Determine the number of lines in the data below that contain the string "window", and respond with that number alone.

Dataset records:

_ _ _ _ _ _ _

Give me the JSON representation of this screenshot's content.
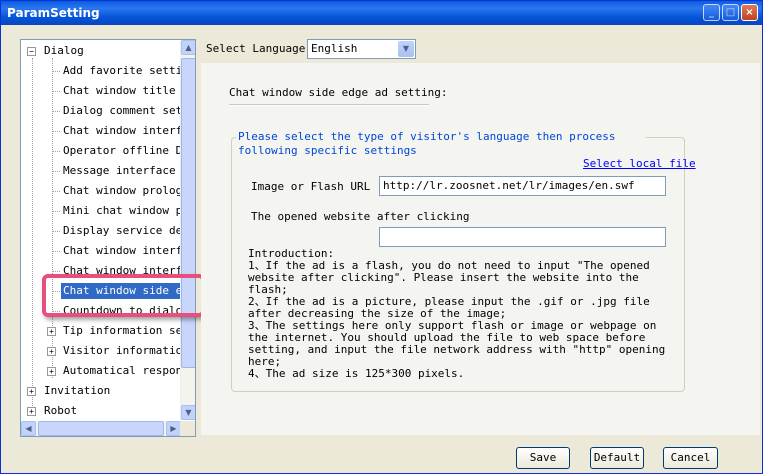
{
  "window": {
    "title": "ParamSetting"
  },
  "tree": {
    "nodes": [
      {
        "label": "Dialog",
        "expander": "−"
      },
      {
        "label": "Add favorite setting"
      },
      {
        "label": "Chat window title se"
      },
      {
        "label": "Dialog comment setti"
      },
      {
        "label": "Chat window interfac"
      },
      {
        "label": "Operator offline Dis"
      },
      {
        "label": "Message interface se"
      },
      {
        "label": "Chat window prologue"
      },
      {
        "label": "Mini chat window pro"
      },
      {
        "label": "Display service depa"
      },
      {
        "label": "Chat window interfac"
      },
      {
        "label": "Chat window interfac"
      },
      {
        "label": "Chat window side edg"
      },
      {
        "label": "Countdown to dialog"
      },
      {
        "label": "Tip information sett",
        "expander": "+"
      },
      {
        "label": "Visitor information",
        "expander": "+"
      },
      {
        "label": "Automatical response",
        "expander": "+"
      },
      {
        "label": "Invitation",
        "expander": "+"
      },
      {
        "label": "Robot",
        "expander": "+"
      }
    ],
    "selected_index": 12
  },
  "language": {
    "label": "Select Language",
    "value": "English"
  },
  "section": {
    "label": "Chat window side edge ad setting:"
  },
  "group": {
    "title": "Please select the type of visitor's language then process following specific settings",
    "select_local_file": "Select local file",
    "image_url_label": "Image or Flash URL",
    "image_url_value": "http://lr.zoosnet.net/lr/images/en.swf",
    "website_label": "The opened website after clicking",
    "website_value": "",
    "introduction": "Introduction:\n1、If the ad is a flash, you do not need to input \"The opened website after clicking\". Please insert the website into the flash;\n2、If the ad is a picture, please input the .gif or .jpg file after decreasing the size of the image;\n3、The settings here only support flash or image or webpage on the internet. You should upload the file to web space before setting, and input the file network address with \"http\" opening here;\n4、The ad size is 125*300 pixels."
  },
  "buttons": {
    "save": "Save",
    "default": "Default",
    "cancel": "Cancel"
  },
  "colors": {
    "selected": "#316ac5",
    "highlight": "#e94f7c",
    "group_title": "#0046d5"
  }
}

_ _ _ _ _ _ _

Exercise answer:
9